__Work request__. Pictures excluded, output exactly the lines from the one containing "Extract the structured" through the last line of the listing below.

__Supplied material__.

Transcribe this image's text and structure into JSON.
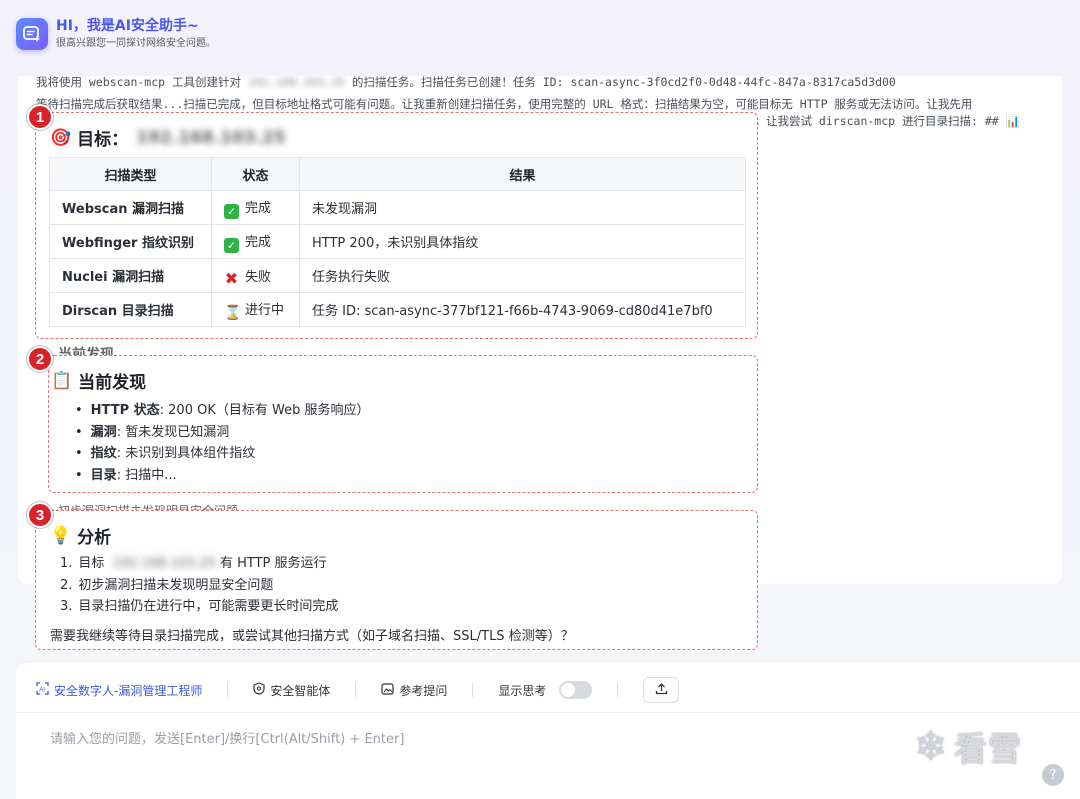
{
  "header": {
    "title": "HI，我是AI安全助手~",
    "subtitle": "很高兴跟您一同探讨网络安全问题。"
  },
  "stream": {
    "line1_prefix": "我将使用 webscan-mcp 工具创建针对",
    "line1_ip": "192.168.103.25",
    "line1_suffix": "的扫描任务。扫描任务已创建！任务 ID: scan-async-3f0cd2f0-0d48-44fc-847a-8317ca5d3d00",
    "line2": "等待扫描完成后获取结果...扫描已完成，但目标地址格式可能有问题。让我重新创建扫描任务，使用完整的 URL 格式：扫描结果为空，可能目标无 HTTP 服务或无法访问。让我先用",
    "line3": "败。让我尝试 dirscan-mcp 进行目录扫描: ## 📊",
    "ghost1": "当前发现",
    "ghost2": "初步漏洞扫描未发现明显安全问题"
  },
  "badges": [
    "1",
    "2",
    "3"
  ],
  "section1": {
    "emoji": "🎯",
    "title": "目标：",
    "target_ip": "192.168.103.25",
    "headers": [
      "扫描类型",
      "状态",
      "结果"
    ],
    "rows": [
      {
        "type": "Webscan 漏洞扫描",
        "status_icon": "✓",
        "status": "完成",
        "result": "未发现漏洞"
      },
      {
        "type": "Webfinger 指纹识别",
        "status_icon": "✓",
        "status": "完成",
        "result": "HTTP 200，未识别具体指纹"
      },
      {
        "type": "Nuclei 漏洞扫描",
        "status_icon": "✖",
        "status": "失败",
        "result": "任务执行失败"
      },
      {
        "type": "Dirscan 目录扫描",
        "status_icon": "⌛",
        "status": "进行中",
        "result": "任务 ID: scan-async-377bf121-f66b-4743-9069-cd80d41e7bf0"
      }
    ]
  },
  "section2": {
    "emoji": "📋",
    "title": "当前发现",
    "items": [
      {
        "label": "HTTP 状态",
        "value": ": 200 OK（目标有 Web 服务响应）"
      },
      {
        "label": "漏洞",
        "value": ": 暂未发现已知漏洞"
      },
      {
        "label": "指纹",
        "value": ": 未识别到具体组件指纹"
      },
      {
        "label": "目录",
        "value": ": 扫描中..."
      }
    ]
  },
  "section3": {
    "emoji": "💡",
    "title": "分析",
    "items": [
      {
        "num": "1.",
        "prefix": "目标",
        "ip": "192.168.103.25",
        "suffix": "有 HTTP 服务运行"
      },
      {
        "num": "2.",
        "text": "初步漏洞扫描未发现明显安全问题"
      },
      {
        "num": "3.",
        "text": "目录扫描仍在进行中，可能需要更长时间完成"
      }
    ],
    "question": "需要我继续等待目录扫描完成，或尝试其他扫描方式（如子域名扫描、SSL/TLS 检测等）？"
  },
  "toolbar": {
    "agent_label": "安全数字人-漏洞管理工程师",
    "smart_label": "安全智能体",
    "ref_label": "参考提问",
    "think_label": "显示思考",
    "think_on": false
  },
  "input": {
    "placeholder": "请输入您的问题，发送[Enter]/换行[Ctrl(Alt/Shift) + Enter]",
    "value": ""
  },
  "watermark": {
    "text": "看雪"
  },
  "colors": {
    "accent": "#4a57e8",
    "badge": "#d8232a",
    "ok": "#2fb344"
  }
}
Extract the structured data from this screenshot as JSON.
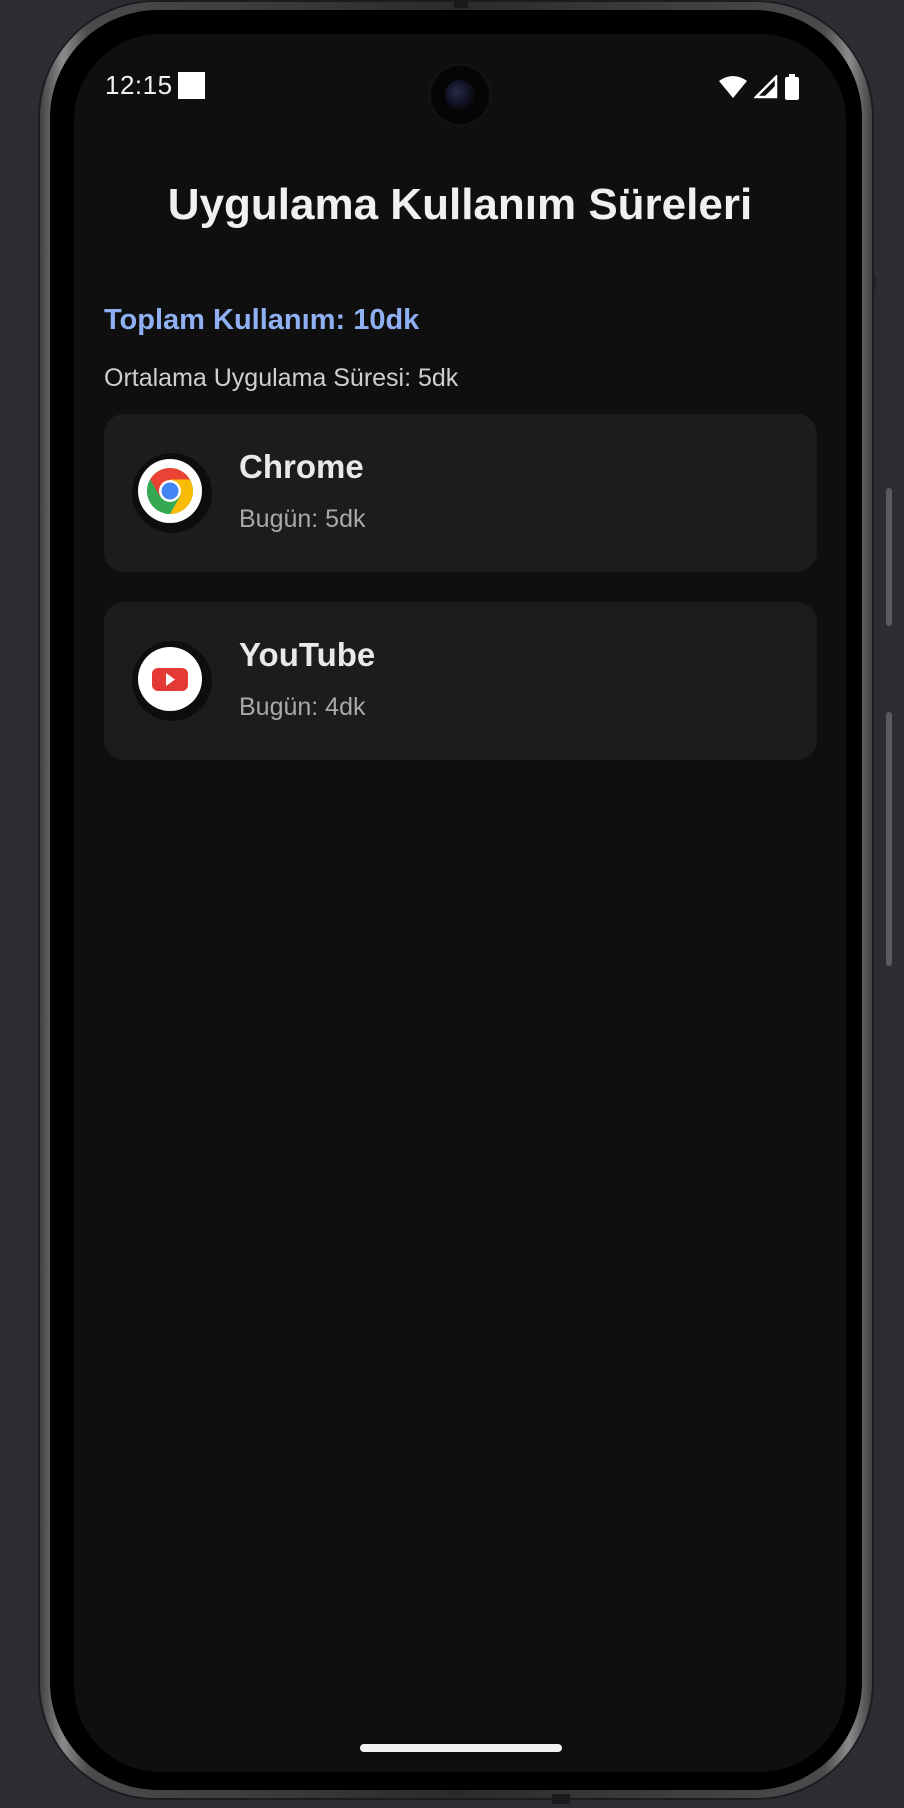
{
  "status_bar": {
    "time": "12:15",
    "icons": [
      "wifi-icon",
      "cell-signal-icon",
      "battery-icon"
    ]
  },
  "main": {
    "title": "Uygulama Kullanım Süreleri",
    "total_usage": "Toplam Kullanım: 10dk",
    "average_usage": "Ortalama Uygulama Süresi: 5dk",
    "apps": [
      {
        "name": "Chrome",
        "usage": "Bugün: 5dk",
        "icon": "chrome-icon"
      },
      {
        "name": "YouTube",
        "usage": "Bugün: 4dk",
        "icon": "youtube-icon"
      }
    ]
  },
  "colors": {
    "screen_background": "#0f0f10",
    "card_background": "#1c1c1d",
    "accent": "#8fb0f2",
    "youtube_red": "#e53935"
  }
}
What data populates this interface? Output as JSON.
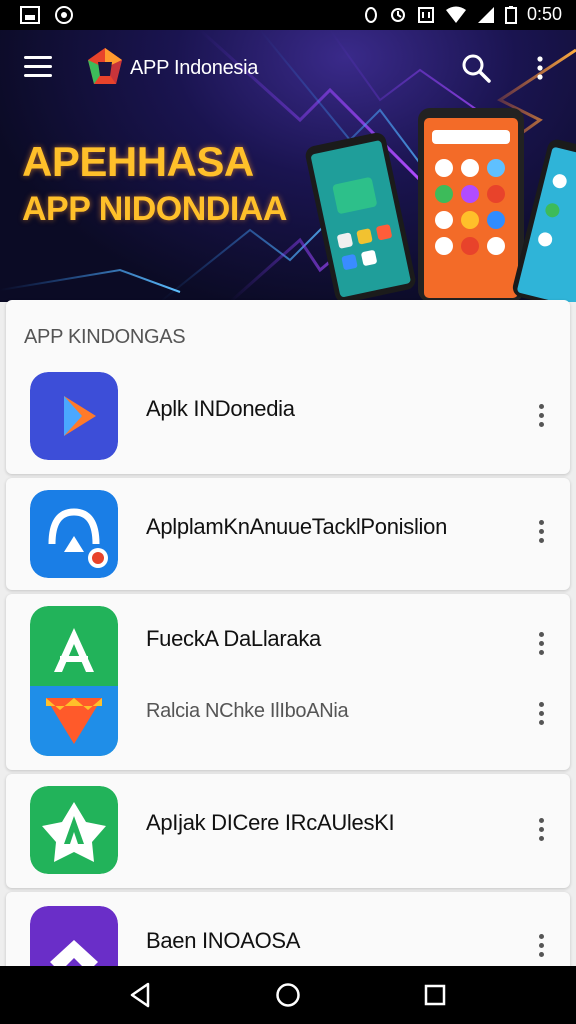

__Task output__.
Extract the structured data from this screenshot as JSON.
{
  "status_bar": {
    "time": "12:15",
    "icons": [
      "wifi-icon",
      "cell-signal-icon",
      "battery-icon"
    ]
  },
  "main": {
    "title": "Uygulama Kullanım Süreleri",
    "total_usage": "Toplam Kullanım: 10dk",
    "average_usage": "Ortalama Uygulama Süresi: 5dk",
    "apps": [
      {
        "name": "Chrome",
        "usage": "Bugün: 5dk",
        "icon": "chrome-icon"
      },
      {
        "name": "YouTube",
        "usage": "Bugün: 4dk",
        "icon": "youtube-icon"
      }
    ]
  },
  "colors": {
    "screen_background": "#0f0f10",
    "card_background": "#1c1c1d",
    "accent": "#8fb0f2",
    "youtube_red": "#e53935"
  }
}
What data populates this interface? Output as JSON.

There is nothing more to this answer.